Smaller class sizes would allow teachers to really get to know their students

Smaller class sizes would allow teachers to really get to know their students
The board meeting room at the Newport-Mesa Unified School District. (File photo)

A school district should be a village. What we have now is a school district as a city, and a city that is in trouble.

At the last school board meeting, a high school teacher addressed the board in the most compelling way, talking about safety in her school.


This teacher talked about what she believes is the cause of gun violence in schools and what she thinks should be done. She tried to tell the board about her "case load" of 180 kids a day and their different personalities and range of problems: breaking up with a girlfriend, alcoholic parents, jobs, even hunger.

She said that it is virtually impossible to get to know them simply because of the numbers. She begged the board to look at her kids as real people.

I don't know the end of her story, and her final point because she was stopped by the board president after her allotted three minutes. This teacher asked for a minute or two to finish her statement Instead of the president of the board behaving like a human being, not to mention a public servant, she stopped her with what could only be described as a public scolding. The trustees should have listened. They all should have listened.

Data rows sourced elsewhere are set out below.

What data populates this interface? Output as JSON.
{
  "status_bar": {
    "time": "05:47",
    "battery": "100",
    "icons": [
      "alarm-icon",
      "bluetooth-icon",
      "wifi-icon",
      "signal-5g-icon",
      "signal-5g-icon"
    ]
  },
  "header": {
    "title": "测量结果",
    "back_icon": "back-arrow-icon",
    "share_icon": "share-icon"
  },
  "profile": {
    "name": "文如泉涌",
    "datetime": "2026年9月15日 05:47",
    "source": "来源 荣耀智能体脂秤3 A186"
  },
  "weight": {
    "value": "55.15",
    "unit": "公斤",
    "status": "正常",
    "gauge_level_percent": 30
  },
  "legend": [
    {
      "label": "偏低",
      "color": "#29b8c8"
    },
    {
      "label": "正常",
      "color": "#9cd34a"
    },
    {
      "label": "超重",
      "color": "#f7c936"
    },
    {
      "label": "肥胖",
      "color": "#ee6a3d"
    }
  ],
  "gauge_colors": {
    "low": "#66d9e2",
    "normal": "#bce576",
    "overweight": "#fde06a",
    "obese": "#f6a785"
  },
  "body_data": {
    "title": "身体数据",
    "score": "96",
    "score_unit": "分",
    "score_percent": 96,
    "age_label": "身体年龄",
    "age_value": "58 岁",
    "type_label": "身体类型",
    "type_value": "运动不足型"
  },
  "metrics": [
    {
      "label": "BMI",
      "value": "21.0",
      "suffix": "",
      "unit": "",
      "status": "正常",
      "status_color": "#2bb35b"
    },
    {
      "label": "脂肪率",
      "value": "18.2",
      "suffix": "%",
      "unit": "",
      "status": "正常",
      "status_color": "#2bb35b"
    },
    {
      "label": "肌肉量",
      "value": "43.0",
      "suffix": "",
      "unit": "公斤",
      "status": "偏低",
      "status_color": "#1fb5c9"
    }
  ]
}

The teacher (your teacher) was directed to leave the podium by an armed guard. She tried to finish, but in the end said simply, "I'm sorry you don't care." You can watch the video here:

It's true that in this strange culture there needs to be a safe, short-term answer to the threat to our students, but if we were to be real, we would be talking about the long-term answer to saving our children.

I have talked about my six grandchildren before, who attend private school. It was a hard decision for these public-school-educated parents. In the end, it became about class size.

Their private schools do not have better technology. Their classrooms are not better, prettier or more interesting. Their teachers are not more educated or better prepared, nor do they have better equipment.

In fact, it may not be quite as good. What they have (and I will bet you have guessed this) are small classes: 18 and 19 students.

What those private school teachers have is the ability to really know their kids, to know which ones eat alone, which ones have parents going through something, which ones are struggling with gender identity, which ones are depressed, and which ones might be considering doing something terribly serious.

Not only do these schools have small classes, they also have a lot of caring and interested adults — counselors that counsel — that they can go to. Counselors/psychologists who know these kids' parents, actually go to their games, plays and dances without being asked by the administration.

These teachers are no different from our teachers. They care for their students, but not more than our teachers. The difference is seeing 90 kids a day as opposed to a "caseload" of 180 students.

Dream of a school district in which the classes are no larger than 25, that has plenty of caring adults that the kids can go to just to talk, that have teachers who are not stressed out of their minds; a school that functions as a small village, not as a dysfunctional city.

Retired teacher SANDY ASPER lives in Newport Beach.